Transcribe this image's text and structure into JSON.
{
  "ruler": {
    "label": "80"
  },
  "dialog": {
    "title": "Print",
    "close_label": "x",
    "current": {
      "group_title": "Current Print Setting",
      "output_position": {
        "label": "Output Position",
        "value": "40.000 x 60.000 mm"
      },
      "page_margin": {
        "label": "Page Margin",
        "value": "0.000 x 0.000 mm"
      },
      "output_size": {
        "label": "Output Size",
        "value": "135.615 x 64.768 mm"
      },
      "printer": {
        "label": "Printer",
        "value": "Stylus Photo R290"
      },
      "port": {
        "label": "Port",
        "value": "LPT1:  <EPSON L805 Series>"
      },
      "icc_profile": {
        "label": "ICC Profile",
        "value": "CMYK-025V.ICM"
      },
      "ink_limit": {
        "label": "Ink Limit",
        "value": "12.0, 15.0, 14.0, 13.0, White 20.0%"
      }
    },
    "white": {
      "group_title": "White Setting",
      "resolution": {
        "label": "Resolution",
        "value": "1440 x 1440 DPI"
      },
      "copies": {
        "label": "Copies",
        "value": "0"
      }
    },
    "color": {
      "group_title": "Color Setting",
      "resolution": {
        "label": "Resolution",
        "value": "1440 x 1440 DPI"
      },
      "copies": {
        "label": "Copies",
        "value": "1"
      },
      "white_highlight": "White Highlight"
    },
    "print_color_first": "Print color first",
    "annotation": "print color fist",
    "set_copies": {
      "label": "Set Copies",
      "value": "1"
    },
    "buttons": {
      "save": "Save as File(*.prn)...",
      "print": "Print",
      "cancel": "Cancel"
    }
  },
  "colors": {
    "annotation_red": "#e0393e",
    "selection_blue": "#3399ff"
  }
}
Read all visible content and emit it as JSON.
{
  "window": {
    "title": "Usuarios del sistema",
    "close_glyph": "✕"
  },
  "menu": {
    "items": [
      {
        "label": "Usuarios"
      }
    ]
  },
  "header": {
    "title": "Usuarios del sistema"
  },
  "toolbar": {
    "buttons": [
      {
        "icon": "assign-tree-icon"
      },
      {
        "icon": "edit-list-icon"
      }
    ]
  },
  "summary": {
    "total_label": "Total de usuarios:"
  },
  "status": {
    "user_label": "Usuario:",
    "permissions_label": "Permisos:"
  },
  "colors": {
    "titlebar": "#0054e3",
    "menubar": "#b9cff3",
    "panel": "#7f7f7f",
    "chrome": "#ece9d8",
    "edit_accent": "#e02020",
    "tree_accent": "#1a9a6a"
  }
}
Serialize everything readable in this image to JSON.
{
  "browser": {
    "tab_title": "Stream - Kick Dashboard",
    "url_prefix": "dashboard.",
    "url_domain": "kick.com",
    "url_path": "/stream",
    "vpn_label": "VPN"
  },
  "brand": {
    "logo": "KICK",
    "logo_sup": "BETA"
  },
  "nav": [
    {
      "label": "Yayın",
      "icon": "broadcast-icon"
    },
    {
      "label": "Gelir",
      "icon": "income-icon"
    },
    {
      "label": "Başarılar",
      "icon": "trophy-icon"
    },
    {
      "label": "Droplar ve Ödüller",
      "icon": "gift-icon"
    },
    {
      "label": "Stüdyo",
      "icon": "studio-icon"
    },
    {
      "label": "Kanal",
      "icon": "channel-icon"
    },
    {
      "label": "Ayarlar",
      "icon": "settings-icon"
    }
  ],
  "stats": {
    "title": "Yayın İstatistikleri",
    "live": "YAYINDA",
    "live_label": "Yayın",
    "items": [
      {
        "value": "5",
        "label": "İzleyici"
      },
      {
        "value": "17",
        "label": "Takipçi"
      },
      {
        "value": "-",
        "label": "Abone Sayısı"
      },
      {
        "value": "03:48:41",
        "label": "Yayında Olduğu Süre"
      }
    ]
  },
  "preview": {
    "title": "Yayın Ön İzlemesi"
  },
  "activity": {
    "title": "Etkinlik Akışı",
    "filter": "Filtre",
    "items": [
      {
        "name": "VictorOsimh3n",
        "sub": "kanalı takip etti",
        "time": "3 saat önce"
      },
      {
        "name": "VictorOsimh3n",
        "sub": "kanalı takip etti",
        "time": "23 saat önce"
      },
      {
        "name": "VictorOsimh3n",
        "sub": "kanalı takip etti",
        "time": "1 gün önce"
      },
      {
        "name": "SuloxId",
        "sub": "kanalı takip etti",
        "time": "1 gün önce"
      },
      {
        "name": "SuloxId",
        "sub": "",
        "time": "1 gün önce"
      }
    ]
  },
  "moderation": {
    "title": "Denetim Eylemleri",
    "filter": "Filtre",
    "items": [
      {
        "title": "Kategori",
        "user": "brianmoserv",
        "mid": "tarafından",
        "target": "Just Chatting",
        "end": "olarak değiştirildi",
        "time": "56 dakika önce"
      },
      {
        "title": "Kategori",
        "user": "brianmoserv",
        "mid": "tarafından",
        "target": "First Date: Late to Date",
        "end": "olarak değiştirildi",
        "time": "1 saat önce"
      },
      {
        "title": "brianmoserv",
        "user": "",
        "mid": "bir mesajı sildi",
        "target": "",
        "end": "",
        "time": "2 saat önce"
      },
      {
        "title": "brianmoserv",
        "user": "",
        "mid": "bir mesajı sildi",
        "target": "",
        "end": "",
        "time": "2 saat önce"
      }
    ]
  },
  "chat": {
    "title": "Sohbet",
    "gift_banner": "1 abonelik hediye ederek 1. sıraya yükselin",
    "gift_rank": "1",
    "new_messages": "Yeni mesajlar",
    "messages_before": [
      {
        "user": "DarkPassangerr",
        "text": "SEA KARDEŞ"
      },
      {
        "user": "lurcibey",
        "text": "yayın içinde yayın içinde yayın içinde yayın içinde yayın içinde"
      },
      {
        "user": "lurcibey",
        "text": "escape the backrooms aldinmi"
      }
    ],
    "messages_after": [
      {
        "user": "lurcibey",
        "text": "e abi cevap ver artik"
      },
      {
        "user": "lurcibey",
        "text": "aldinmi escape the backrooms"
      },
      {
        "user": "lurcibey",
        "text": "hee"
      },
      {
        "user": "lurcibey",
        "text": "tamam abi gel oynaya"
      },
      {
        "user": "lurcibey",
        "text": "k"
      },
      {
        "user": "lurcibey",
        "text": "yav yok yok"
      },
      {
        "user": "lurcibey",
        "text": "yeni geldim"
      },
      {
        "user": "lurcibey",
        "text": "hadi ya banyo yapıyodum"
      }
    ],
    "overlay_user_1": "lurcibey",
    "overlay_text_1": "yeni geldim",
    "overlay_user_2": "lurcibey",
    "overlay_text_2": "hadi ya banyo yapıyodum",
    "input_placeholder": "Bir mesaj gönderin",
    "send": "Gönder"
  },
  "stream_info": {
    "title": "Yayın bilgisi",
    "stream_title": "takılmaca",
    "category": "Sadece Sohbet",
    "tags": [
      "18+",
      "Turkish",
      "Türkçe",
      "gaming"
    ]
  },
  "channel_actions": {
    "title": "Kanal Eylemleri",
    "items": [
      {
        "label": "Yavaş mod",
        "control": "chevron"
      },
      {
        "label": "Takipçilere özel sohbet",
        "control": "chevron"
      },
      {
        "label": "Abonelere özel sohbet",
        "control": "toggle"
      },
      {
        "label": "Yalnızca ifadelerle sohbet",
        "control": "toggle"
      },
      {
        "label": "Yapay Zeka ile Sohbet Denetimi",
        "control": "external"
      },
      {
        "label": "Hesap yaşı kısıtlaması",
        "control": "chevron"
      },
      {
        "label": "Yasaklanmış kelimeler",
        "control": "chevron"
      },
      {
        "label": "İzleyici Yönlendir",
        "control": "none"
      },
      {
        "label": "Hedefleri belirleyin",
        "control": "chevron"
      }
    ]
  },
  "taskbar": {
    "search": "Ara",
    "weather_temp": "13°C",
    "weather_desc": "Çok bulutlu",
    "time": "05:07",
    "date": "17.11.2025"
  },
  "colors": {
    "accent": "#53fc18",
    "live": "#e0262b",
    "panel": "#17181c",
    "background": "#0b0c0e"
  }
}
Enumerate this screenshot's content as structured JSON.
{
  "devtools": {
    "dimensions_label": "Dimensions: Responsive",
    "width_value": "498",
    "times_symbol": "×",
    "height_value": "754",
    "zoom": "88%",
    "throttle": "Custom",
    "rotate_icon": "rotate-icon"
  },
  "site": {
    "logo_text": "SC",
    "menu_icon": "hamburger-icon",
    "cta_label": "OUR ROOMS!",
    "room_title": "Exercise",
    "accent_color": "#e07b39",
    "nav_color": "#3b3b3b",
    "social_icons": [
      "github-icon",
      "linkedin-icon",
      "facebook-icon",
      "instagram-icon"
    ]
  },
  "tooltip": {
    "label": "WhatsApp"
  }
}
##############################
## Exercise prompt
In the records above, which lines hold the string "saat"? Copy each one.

## Output for this task
        "time": "3 saat önce"
        "time": "23 saat önce"
        "time": "1 saat önce"
        "time": "2 saat önce"
        "time": "2 saat önce"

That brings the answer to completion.